During this trip he will be using his old and new techniques for telling the story. He will be using his old film cameras for photography, but also the latest 360° VR cameras and a drone to allow the journey’s followers to experience a real “I am there” feeling.
His passion for the profession inspires him to keep learning and experimenting. “It can always be better, more surprising, more exciting. The image is always in motion”.
Cinematography by Bert Geeraets:
Documentary ‘De Woestijn bleef leeg’ broadcast by Andere Tijden under the NPO Director: Job van der Zon, camera: Bert Geeraets and Joost Maas
Reef-trailer Film about the exhibition Reef by the Chinese artist Liu Ding in the Bonnefanten Museum in Maastricht Director Paul Versteegen, camera: Bert Geeraets and Harm van Vught
K2 2008 Compilation of the tragic K2 ascent 2008. Editing and compilation Bert Geeraets, camera Wilco van Rooijen

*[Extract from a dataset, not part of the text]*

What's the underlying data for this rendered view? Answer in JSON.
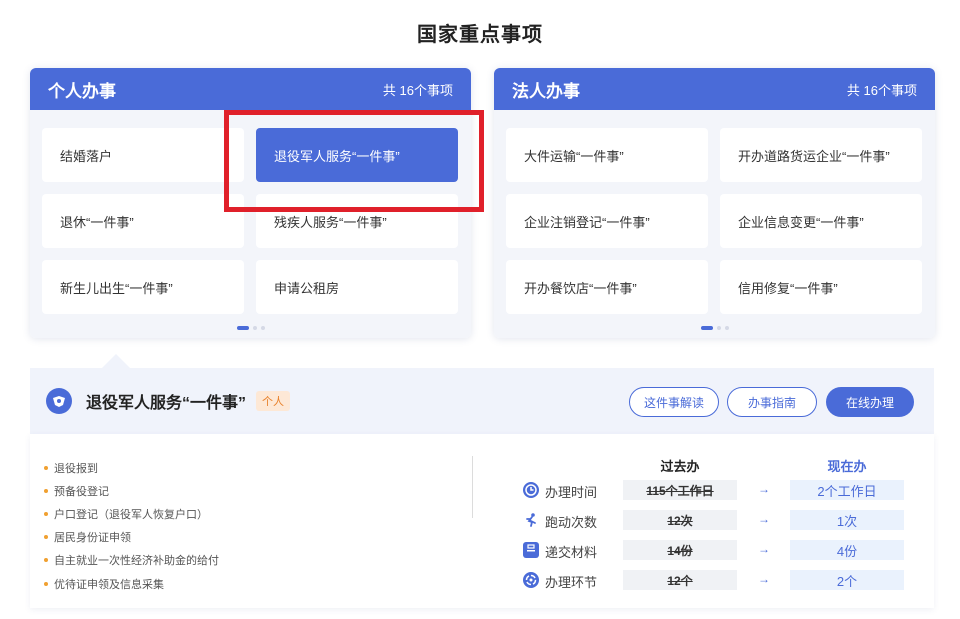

Three hundred kilos of corroding iron, 15 mm thick and as flat as a coin, wait in front of my large hydraulic press and my cutting torch, like a painter’s empty canvas, or the empty screen in front of a writer.
It is at this very moment that my imagination takes shape and I light my torch.
Each facet of my sculpture achieves its form as I patiently work towards the end result. I sculpt with a forging hammer and paint with my cutting torch – a pure way of working.
My workshop on the wharf in Heusden stimulates creation on a large scale.
From the moment I arrive in the morning, the clanging of hammers and the wail of grinders become my ringtones.”